    MECHANIC'S KNIFE: Used to open and slice through the contents of cardboard cartons delivered to your front door;(MOTOR BIKE PARTS) works particularly well on contents such as seats, vinyl records, liquids in plastic bottles, collector magazines, refund checks and rubber or plastic parts. Especially useful for slicing work clothes, but only while in use.

    DAMMIT TOOL: Any handy tool that you grab and throw across the garage while yelling "DAMMIT" at the top of your lungs. It is also, most often, the next tool that you will need.
    Last edited by a moderator: Jul 14, 2008

  2. stude13

    stude13 Active Member

    by jove i think youve got it!
  3. uncle_punk13

    uncle_punk13 Guest

    I'm printing this, framing it, and hanging it in the shop...
  4. prism

    prism Guest

    Another addition:

    Lathe Bit: A sharp gouging instrument intended for the destruction of rotating pieces of metal. There are two chief varieties of these implements of torment, those of steel, and those of carbide. Of the steel variety, there is plain high-speed steel, Bad Cobalt (5%) Really Bad
    Cobalt (8%) and deep-dark-stake-in-the-heart T15 Tungsten.

    And then, there is Carbide. Brittle as glass, and hard as a brigand's heart. Best to get
    it in inserts, as the solid pieces are more expensive when they break your heart.
  5. darwin

    darwin Well-Known Member

    The most important shop tool for me is the 5th drawer down in my tool box, the infamous JUNK DRAWER! I couldnt live with out that. Ive spent many hours looking for that perfect washer or 6mm ft x 15mm bolt.
  6. lennyharp

    lennyharp Member

    I have to have done most of these things. I am glad to know I am so normal or whoever wrote this is so strange. Laughed pretty hard just thinking of all the messed up parts and blood blisters created.
  7. prism

    prism Guest

    Junk DRAWER?

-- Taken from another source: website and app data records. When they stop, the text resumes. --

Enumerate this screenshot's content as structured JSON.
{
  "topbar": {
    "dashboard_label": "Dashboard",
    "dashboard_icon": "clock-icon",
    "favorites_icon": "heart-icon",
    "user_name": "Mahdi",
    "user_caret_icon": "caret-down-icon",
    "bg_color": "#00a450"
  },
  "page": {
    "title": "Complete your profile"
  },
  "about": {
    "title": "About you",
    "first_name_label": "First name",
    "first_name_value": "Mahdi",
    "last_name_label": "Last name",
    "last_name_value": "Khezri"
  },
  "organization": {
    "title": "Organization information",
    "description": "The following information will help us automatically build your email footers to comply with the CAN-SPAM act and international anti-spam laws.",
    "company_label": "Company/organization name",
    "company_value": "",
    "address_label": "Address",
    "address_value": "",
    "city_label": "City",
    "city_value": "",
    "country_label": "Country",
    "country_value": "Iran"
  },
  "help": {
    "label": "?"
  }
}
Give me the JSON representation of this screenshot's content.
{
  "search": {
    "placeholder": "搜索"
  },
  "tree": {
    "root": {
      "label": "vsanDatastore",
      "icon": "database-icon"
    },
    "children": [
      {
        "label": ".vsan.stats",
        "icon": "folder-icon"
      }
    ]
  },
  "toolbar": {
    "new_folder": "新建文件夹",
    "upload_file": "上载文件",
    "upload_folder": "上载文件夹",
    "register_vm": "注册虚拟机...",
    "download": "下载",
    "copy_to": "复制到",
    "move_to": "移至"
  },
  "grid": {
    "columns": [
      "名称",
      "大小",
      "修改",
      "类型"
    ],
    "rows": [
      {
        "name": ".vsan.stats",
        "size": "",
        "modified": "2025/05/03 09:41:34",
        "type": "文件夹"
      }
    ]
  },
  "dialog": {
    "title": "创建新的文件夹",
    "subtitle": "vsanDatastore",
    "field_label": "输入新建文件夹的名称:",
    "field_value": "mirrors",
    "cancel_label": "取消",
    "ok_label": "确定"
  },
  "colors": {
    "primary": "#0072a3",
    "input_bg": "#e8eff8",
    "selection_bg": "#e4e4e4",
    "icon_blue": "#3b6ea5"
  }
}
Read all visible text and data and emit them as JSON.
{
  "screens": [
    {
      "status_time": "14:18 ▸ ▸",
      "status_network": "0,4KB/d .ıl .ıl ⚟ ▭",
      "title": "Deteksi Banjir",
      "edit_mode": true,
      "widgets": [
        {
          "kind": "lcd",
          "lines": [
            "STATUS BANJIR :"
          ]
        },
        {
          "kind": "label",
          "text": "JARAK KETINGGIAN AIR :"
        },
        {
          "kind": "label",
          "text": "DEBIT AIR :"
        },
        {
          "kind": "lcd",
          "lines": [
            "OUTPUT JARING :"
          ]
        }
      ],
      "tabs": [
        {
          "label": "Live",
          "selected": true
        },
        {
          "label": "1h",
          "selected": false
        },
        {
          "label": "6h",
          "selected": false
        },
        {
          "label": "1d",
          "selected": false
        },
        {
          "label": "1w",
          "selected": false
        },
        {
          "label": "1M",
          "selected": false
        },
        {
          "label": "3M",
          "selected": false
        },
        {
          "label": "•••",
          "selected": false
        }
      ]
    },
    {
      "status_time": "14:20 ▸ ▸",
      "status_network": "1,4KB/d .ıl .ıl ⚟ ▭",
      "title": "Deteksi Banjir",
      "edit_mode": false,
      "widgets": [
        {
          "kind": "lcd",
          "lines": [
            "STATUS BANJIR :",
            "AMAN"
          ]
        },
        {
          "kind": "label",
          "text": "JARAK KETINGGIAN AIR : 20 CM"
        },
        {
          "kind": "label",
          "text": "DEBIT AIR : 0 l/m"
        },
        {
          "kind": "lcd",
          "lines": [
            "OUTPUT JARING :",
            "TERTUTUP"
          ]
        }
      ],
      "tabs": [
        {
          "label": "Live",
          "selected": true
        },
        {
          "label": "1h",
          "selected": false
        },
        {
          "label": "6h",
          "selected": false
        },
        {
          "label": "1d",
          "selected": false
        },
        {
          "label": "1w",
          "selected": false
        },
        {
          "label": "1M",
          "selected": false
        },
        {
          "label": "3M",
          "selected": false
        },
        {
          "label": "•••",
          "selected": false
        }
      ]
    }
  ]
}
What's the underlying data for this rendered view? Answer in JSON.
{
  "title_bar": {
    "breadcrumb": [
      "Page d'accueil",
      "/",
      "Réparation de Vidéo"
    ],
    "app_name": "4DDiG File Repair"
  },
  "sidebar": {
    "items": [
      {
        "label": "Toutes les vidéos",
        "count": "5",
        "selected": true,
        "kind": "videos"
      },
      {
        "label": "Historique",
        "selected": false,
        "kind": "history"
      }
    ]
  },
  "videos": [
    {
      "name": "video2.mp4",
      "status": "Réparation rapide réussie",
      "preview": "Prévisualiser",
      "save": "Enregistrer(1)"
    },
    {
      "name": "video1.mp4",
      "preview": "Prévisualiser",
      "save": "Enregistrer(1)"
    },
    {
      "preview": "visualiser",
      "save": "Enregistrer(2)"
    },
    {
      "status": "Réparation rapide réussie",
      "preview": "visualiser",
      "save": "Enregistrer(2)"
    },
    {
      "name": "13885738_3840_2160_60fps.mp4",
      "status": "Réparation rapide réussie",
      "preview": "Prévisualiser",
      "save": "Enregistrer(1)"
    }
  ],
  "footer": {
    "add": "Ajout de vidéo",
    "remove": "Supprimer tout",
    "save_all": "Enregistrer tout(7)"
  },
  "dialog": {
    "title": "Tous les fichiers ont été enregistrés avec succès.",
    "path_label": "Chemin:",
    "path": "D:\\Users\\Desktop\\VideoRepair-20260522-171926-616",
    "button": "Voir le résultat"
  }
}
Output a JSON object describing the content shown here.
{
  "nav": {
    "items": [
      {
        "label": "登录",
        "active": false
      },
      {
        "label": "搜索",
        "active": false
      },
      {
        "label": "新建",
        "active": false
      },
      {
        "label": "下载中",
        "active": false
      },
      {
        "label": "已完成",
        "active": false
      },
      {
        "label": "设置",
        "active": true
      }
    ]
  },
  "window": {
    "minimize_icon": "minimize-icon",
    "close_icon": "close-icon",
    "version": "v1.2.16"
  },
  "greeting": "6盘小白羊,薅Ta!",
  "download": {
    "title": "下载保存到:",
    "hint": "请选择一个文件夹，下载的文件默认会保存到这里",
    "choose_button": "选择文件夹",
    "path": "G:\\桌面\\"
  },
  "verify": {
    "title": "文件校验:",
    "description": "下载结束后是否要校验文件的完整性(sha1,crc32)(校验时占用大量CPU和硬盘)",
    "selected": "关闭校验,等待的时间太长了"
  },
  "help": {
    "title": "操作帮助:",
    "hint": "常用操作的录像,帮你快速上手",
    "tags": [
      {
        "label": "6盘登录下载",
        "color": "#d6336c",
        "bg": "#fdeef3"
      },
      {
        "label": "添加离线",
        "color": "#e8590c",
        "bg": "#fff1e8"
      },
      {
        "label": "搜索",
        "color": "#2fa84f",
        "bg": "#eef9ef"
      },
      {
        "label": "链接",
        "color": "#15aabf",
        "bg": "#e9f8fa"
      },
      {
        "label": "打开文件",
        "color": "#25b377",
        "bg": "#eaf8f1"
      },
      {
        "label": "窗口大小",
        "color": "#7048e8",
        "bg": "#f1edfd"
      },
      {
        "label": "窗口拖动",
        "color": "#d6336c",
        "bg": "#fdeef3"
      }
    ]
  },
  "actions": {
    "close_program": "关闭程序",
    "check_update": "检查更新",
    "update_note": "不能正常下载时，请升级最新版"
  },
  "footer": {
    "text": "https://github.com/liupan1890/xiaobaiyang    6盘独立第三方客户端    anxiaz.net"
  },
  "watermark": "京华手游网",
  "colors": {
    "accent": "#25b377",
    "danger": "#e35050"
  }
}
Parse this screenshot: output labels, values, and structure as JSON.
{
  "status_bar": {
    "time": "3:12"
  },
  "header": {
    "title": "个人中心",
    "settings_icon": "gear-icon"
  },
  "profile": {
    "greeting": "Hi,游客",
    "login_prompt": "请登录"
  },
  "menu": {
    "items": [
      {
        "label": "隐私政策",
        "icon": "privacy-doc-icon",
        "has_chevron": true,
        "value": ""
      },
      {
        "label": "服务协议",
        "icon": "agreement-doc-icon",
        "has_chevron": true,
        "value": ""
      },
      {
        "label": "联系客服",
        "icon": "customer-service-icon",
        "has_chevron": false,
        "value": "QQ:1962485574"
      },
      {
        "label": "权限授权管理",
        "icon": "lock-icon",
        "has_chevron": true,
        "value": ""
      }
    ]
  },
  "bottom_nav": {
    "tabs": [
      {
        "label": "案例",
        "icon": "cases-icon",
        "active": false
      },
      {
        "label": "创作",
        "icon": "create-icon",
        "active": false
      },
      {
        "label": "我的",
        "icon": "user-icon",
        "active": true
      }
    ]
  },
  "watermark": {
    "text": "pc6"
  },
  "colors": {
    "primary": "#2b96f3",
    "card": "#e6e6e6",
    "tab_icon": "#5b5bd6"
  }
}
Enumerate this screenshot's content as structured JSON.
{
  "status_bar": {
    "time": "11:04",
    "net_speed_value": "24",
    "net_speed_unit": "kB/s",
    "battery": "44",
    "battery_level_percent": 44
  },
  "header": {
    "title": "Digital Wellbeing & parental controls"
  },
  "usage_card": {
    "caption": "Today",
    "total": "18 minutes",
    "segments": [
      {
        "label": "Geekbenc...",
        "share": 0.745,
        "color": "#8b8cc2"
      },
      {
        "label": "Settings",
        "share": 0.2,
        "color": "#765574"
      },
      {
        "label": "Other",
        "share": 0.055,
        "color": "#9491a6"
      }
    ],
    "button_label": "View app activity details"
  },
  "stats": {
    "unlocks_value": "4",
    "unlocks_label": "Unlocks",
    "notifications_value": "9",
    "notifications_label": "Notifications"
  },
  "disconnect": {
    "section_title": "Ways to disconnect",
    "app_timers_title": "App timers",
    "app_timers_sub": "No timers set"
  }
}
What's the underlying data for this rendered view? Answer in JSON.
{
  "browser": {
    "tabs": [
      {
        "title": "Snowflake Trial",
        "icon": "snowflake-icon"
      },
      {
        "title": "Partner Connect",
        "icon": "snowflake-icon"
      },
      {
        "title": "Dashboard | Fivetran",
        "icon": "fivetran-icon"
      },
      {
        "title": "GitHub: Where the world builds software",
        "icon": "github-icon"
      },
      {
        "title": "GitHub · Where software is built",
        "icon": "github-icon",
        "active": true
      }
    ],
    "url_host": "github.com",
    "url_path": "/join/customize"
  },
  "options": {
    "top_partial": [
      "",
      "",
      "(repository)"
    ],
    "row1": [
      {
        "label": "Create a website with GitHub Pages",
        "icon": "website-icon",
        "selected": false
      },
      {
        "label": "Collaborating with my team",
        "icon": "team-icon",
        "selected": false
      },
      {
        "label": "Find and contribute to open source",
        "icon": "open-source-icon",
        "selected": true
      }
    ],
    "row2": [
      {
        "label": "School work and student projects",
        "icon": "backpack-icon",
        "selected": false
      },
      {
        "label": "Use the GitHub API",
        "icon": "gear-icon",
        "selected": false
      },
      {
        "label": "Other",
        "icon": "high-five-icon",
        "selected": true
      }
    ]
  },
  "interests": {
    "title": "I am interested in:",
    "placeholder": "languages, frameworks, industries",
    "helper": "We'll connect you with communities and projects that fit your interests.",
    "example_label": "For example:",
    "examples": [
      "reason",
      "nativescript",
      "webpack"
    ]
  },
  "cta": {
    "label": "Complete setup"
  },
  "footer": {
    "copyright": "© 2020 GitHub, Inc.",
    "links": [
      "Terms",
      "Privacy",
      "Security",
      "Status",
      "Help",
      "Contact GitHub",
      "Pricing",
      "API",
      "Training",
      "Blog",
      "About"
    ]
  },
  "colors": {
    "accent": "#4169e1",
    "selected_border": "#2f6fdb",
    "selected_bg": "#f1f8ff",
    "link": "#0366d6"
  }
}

    Bins, and bags, and shelves, and more bags (double-sewn, drawstrings, usually of canvas, and labeled) and recycled pill-bottles, and soon to be proper drawers for all of the tools and.... Oh, big bins under the workbench, and a muslin cover for the bandsaw, and... Oh! I must conceal the welder. Where shall I hide it? And the heat-treat furnace, for those hard-hearted tool bits and an oversized cylinder head
    for Pat's 'Unhappy-Time' engine so it doesn't turn into a glowing puddle of pot-metal when he widens on it? And where shall I put the scrownged car-bur-rators and other things pertinent to engines?

    (Naw, that 'un's too big for a little ol' 48-cc sput-sput. It came off'n a Tecate three-wheeler. No matter how I open up those ports is that engine going to suck
    through a thirty-two millimeter mikuni. Best keep it for the Double-Trouble.)

    And all of this is hid in a kitchen, too.
  8. prism

    prism Guest

    Yet another addition - and most critical.

    File (pronounced 'Fie-all). An oblong of hardened steel covered with curious-shaped stress-risers of sharpened form used for the ruining of workpieces. The usual means of working the thing completely disregards the set of the 'teeth', which usually dulls the thing into uselessness in short order.
    Files are made in many locations, but the best ones are said to be Swiss - and like Swiss Chocolate, they are both expensive and flavorful in the extreme.
    Unlike chocolate, however, files do not cause lengthy stays in the privy, at least as a general rule.